Sweeping education reforms in Mexico are meeting fierce opposition. Scenes from a teachers’ strike, Guerrero-style.
A teacher’s sign reads, “Federal Police Repressors, Community Police Defenders”. Masked, sometimes armed, and supported by vigilantes-turned-community-police, members of a Mexican teacher’s union occupy the commercial centres and malls in the state capital of Chilpancingo, in protest against national school reforms.
Teachers block the Carratera del Sol, the main highway between Mexico City and Acapulco.
A federal police contingent confronts teachers protesting reforms proposed by the Mexican government, the ruling PRI party and President Enrique Peña Nieto.
Police are prepared with shield and helmets.
The teachers’ strike turns violent.
Rural Mexican teachers are fighting against reforms that President Enrique Peña Nieto hopes will modernise the country.
The teachers protest against proposed requirements such as teaching English, arguing that their students’ poverty demands other education priorities.
Guerrero teachers are joined by the Policia Communitaria in solidarity for their movement. At the state Congress in Chilpancingo, the groups present their new demands for reform under intense media scrutiny. In discussions with state officials, their demands fall on deaf ears.
A thick blue line meets the protesters.
Although this school in Chilpancingo, Guerrero remains open, many rural schools in the state have been closed for more than six weeks since the protest began.

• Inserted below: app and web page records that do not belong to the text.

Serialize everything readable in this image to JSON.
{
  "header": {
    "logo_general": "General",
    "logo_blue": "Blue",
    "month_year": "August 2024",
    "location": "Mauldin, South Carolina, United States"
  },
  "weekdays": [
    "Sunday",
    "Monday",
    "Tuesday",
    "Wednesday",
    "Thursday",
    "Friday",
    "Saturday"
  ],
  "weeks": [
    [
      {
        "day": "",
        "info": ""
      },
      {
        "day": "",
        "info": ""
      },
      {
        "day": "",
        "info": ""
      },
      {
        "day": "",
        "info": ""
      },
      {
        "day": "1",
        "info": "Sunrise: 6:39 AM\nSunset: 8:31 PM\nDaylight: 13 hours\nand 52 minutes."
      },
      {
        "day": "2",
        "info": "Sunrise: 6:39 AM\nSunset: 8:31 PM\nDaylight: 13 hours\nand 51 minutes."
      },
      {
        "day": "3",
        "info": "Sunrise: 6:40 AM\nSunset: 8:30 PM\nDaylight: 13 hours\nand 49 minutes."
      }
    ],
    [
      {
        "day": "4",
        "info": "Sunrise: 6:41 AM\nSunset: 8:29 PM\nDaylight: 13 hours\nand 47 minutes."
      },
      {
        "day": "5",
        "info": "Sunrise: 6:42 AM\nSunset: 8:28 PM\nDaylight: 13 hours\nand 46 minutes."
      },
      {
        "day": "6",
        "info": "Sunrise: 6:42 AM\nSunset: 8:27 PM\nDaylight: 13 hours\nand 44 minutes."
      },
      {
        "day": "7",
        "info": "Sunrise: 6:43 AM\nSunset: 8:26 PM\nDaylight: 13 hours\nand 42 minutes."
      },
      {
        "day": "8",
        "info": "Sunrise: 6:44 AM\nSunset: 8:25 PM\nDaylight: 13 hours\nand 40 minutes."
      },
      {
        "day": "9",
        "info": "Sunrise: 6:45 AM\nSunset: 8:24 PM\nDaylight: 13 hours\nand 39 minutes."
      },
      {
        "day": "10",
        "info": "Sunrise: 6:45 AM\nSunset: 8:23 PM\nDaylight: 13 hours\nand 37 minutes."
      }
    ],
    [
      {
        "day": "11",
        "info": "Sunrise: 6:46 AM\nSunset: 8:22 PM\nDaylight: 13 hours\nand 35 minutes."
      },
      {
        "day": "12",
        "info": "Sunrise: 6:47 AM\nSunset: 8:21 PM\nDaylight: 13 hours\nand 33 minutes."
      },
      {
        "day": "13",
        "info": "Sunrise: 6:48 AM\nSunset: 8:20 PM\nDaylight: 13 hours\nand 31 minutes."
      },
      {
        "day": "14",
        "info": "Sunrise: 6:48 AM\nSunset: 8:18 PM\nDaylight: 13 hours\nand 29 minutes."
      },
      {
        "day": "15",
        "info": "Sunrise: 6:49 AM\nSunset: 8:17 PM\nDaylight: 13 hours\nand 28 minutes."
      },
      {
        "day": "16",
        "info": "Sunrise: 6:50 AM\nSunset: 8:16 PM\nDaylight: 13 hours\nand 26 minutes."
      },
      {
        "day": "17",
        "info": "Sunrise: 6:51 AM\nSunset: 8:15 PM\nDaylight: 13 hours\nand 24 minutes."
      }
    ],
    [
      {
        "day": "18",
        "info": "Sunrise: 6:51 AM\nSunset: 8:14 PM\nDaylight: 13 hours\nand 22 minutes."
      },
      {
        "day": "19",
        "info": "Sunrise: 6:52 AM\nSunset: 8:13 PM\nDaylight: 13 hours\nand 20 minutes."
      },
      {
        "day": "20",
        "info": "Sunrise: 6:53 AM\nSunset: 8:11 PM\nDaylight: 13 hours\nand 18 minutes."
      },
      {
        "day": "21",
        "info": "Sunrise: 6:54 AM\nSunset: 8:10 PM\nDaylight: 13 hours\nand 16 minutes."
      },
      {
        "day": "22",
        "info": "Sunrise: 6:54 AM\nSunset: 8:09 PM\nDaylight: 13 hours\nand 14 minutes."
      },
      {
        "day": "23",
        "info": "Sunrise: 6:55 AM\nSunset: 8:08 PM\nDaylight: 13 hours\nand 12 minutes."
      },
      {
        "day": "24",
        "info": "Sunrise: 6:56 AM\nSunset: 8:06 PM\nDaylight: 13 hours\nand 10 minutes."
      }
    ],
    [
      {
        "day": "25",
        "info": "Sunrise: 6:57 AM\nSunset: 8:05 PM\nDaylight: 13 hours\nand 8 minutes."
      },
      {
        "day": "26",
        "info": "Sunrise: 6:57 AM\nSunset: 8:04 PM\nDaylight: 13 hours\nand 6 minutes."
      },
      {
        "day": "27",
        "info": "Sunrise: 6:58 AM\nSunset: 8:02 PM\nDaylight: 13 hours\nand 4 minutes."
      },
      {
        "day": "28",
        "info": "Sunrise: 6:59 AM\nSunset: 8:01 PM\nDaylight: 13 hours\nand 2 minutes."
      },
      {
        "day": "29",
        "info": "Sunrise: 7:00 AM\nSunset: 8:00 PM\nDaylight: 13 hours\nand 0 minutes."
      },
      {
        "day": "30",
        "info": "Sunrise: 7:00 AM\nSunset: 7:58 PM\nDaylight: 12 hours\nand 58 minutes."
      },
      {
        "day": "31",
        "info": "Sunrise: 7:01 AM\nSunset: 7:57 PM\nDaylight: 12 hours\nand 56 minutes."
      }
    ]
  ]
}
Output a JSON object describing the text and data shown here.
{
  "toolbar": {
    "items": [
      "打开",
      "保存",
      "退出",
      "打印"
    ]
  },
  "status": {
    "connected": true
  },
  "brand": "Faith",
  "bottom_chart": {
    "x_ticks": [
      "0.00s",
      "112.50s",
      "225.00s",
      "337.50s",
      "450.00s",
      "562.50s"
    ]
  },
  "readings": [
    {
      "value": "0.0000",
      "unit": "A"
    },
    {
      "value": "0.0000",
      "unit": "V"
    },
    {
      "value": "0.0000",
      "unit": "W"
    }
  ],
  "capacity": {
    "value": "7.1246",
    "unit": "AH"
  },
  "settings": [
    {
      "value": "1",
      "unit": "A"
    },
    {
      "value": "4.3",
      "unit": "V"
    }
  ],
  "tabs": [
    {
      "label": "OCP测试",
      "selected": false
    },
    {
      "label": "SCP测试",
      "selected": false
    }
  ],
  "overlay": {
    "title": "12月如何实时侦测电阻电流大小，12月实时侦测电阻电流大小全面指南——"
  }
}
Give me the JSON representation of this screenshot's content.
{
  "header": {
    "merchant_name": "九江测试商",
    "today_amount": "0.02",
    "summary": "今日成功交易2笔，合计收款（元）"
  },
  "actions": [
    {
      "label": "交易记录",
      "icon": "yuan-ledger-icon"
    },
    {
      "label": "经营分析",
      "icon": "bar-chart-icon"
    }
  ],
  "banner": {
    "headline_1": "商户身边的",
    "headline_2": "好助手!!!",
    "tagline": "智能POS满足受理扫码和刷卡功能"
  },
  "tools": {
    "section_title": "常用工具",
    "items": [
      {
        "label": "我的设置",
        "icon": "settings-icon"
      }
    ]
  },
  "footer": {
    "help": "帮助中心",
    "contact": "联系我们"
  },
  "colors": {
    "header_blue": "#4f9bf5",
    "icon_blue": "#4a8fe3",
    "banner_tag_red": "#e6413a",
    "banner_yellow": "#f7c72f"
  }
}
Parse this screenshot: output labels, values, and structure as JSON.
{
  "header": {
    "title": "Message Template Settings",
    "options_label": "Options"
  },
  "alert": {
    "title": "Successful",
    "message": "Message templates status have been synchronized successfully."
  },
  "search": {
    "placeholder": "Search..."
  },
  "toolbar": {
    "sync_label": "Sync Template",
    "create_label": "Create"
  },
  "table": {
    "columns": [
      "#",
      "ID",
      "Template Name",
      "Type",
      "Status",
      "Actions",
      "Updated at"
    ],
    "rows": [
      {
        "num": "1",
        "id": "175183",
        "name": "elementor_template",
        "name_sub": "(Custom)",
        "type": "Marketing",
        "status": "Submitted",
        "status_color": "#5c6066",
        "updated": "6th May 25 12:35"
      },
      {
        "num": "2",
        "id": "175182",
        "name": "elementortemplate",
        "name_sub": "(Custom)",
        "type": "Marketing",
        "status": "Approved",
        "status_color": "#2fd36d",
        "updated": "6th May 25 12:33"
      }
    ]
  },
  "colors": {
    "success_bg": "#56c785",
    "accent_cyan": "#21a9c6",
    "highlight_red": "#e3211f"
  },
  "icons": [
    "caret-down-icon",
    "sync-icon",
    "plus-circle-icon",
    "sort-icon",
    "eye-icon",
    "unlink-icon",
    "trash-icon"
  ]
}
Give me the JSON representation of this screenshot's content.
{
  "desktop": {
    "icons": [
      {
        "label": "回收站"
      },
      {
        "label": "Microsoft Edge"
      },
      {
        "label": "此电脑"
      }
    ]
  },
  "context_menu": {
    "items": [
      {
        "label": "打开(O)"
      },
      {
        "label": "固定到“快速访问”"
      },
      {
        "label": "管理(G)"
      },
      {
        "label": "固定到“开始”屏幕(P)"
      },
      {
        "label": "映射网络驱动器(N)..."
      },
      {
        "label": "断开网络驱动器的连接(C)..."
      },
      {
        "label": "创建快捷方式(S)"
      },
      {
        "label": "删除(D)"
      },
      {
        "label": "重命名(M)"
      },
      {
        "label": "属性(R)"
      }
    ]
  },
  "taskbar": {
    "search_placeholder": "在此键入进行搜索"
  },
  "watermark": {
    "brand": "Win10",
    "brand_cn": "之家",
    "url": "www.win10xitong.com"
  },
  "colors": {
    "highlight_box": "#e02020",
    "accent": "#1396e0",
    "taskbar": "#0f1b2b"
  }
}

Pipes and sticks are brandished in the fight to arm children with the best education.